  11. 11. Tsunamis are some of the most devastating natural disasters known to man. Think of a flood with its source being an ocean and you can grasp a little of how much devastation tsunamis can create. For most people who live in land the greatest threat is from overflowing rivers and creeks. Normally extraordinarily heavy rainfall causes rivers and and other waterways to overflow. The excess water creates deadly currents and sweep away people, causing them to drown. It also does a lot of damage in the initial surge and then with standing water. A tsunami has all of these detrimental effects plus the added destructive power crashing waves. As you many know a tsunami is caused by a strong earthquake on the ocean bed. The vibrations travel through the water traveling sometimes thousands of kilometers. If you were on the water or deep sea diving in SCUBA gear you would not notice much probably just rough waves or a momentarily strong downward pull if you were underwater. However, a tsunami gains its true destructive power as it approaches land. The water level becomes shallower causing the waves caused by the earthquake to compress and combine. This is what creates the massive and destructive waves that cause so much destruction.

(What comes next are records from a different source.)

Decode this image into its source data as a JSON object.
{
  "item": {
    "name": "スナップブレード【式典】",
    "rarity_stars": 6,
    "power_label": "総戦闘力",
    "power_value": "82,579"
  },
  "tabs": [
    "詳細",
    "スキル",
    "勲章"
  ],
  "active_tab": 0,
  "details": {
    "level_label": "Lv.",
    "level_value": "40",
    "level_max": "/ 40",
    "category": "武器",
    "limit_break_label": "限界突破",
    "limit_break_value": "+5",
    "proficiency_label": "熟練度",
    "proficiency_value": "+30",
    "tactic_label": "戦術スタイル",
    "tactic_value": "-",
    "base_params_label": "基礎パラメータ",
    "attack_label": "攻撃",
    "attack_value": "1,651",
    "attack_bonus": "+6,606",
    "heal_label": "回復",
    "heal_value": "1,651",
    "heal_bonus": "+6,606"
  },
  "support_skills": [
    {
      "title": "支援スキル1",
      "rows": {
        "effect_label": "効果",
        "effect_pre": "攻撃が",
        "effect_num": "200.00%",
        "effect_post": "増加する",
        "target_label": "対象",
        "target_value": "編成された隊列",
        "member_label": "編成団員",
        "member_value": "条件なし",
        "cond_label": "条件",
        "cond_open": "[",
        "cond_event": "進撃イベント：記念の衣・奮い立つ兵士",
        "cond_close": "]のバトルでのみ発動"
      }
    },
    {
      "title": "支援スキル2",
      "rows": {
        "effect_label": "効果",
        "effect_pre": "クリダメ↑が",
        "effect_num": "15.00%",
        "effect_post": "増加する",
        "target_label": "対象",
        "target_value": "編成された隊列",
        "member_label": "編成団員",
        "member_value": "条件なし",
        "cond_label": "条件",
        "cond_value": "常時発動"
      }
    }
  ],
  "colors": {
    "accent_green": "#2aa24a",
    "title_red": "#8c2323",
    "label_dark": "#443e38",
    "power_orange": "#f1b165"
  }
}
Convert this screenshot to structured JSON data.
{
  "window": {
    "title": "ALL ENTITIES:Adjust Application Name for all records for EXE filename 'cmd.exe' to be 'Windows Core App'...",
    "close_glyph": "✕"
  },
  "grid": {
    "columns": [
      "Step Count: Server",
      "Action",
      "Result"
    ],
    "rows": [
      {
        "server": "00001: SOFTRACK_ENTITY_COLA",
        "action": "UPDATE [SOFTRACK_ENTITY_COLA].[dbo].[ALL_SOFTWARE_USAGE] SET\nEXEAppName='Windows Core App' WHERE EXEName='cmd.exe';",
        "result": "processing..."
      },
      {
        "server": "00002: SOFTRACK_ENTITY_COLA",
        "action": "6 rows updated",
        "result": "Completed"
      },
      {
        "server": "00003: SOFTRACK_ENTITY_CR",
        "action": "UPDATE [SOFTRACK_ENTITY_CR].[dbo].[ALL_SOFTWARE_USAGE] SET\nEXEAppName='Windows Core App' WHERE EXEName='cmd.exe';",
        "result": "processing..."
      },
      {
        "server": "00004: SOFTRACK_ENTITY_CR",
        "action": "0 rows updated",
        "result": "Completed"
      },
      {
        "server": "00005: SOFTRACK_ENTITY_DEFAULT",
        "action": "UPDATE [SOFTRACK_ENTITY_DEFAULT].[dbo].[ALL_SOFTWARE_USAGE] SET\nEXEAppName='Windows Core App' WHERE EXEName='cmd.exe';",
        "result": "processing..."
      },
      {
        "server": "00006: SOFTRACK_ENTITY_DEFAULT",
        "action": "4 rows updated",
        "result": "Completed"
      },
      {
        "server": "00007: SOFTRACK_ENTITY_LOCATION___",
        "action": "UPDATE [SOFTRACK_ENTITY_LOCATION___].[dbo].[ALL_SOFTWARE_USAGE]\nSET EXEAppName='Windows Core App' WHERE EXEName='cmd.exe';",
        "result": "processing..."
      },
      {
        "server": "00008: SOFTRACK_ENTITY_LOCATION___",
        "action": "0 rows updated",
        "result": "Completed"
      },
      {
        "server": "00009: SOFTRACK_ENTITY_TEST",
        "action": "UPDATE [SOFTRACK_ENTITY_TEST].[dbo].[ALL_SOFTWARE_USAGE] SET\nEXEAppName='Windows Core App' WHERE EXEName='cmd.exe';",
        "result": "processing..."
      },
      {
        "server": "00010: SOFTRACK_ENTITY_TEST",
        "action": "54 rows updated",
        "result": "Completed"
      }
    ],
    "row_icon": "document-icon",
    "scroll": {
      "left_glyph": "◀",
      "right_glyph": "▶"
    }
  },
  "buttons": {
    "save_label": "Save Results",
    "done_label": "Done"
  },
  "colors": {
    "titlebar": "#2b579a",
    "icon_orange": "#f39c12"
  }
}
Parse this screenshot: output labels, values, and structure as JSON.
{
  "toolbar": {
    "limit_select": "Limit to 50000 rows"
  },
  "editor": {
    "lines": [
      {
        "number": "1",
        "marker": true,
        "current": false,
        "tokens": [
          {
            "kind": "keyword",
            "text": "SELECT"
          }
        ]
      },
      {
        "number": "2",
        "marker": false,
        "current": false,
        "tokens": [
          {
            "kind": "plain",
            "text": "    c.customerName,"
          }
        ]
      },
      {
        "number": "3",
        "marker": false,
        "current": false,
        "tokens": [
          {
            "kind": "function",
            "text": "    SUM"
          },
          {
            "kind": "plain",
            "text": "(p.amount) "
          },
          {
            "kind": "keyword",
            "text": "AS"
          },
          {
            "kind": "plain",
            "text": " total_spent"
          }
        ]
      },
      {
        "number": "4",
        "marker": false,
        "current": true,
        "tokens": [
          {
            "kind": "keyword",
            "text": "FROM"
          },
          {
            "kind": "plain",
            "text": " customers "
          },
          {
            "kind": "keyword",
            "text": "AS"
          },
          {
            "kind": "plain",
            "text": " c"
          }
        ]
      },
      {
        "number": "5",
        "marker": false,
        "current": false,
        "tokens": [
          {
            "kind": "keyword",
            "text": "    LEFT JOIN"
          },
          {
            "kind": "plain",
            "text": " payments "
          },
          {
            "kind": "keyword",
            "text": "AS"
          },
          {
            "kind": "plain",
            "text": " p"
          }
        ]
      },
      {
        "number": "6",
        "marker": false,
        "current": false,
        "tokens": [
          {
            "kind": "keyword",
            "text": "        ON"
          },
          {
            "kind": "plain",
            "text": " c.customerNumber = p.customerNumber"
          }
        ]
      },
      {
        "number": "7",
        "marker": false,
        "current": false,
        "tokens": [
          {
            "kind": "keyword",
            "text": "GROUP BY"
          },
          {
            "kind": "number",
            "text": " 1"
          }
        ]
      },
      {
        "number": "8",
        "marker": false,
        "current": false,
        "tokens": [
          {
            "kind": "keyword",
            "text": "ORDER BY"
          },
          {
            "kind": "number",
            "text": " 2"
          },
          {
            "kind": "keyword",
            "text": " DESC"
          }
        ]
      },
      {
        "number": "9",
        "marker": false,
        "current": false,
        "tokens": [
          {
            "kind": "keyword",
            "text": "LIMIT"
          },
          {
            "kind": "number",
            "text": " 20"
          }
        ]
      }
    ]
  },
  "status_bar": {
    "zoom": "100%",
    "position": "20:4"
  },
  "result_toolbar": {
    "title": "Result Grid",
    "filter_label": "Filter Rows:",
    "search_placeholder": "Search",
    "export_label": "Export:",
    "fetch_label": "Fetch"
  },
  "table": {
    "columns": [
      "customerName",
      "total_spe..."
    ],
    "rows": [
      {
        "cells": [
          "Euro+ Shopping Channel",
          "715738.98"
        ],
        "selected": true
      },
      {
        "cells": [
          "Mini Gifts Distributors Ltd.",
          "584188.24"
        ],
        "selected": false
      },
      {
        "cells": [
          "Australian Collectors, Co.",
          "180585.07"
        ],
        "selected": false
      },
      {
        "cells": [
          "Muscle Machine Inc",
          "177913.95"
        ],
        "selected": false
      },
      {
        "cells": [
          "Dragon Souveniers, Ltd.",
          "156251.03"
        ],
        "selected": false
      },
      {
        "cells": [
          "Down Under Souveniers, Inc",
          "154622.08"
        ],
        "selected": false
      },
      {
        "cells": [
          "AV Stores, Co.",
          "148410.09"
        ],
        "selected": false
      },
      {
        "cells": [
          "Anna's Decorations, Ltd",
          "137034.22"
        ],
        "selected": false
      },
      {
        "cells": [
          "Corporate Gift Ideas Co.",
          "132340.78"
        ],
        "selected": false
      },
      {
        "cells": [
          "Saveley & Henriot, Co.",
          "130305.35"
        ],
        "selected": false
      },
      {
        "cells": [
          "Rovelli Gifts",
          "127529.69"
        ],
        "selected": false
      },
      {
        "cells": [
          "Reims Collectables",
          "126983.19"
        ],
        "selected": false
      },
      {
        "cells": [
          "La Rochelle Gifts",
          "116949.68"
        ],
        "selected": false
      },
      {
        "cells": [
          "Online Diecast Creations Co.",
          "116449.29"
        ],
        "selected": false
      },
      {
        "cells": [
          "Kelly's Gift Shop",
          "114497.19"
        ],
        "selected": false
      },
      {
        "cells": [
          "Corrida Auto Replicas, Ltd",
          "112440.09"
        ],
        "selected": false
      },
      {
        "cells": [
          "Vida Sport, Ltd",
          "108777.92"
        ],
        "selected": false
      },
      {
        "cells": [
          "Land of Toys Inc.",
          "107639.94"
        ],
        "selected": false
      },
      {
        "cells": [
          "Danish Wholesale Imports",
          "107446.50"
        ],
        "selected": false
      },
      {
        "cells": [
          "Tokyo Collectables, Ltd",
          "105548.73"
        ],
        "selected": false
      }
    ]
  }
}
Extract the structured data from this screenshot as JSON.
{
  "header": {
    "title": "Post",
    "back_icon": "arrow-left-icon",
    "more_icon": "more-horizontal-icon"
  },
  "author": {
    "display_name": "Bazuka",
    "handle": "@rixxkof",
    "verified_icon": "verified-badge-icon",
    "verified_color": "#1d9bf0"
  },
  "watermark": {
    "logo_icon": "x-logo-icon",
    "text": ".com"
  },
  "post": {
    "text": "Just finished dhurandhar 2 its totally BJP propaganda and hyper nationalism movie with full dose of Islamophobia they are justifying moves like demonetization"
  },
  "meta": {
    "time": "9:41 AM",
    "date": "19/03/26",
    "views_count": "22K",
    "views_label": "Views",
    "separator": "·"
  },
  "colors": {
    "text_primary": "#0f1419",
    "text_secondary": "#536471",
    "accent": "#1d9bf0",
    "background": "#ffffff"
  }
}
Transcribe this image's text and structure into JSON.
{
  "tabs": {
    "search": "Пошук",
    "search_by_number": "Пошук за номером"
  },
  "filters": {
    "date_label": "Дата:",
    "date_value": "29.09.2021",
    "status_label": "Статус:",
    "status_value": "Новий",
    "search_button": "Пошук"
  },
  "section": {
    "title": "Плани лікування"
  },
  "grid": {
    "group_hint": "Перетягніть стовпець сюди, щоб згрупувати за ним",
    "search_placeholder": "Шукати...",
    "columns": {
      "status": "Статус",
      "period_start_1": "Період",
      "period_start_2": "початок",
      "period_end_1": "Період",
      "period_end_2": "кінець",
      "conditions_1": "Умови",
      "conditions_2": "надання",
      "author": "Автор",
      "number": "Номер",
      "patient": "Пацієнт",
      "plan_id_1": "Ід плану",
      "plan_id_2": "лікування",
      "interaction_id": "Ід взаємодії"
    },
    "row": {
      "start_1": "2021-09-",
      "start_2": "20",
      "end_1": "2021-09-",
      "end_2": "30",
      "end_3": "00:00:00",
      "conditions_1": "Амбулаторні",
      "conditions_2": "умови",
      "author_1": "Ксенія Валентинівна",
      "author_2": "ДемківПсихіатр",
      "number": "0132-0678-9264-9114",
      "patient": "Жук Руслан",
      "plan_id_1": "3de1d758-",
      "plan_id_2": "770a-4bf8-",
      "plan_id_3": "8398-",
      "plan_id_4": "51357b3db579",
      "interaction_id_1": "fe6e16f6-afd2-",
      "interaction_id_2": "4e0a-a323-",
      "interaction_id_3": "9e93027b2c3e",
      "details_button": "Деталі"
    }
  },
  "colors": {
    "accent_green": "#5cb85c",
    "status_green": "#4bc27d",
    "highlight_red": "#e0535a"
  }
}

  12. 12. WHAT TO DO BEFORE AND DURING A TSUNAMI : The Following Are Guidelines For What You Should Do If A Tsunami Is Likely In Your Area:  Turn on your radio to learn if there is a tsunami warning if an earthquake occurs and you are in a coastal area.  Be alert for Early Warnings  Learn to understand and notice the sea. If there is noticeable recession in water away from the shoreline become cautious and move away immediately.  Move inland to higher ground immediately and stay there.  Stay away from the beach.  Never go down to the beach to watch a tsunami come in. If you can see the wave you are too close to escape it. WHAT TO DO AFTER A TSUNAMI : The Following Are Guidelines For The Period Following A Tsunami:  Stay away from flooded and damaged areas until officials say it is safe to return.  Stay away from debris in the water; it may pose a safety hazard to boats and people.  Save yourself - not your possessions
  13. 13. In some tsunami-prone countries earthquake engineering measures have been taken to reduce the damage caused onshore. Japan, where tsunami science and response measures first began following a disaster in 1896, has produced ever- more elaborate countermeasures and response plans. That country has built many tsunami walls of up to 12 metres (39 ft) high to protect populated coastal areas. Other localities have built floodgates of up to 15.5 metres (51 ft) high and channels to redirect the water from incoming tsunami.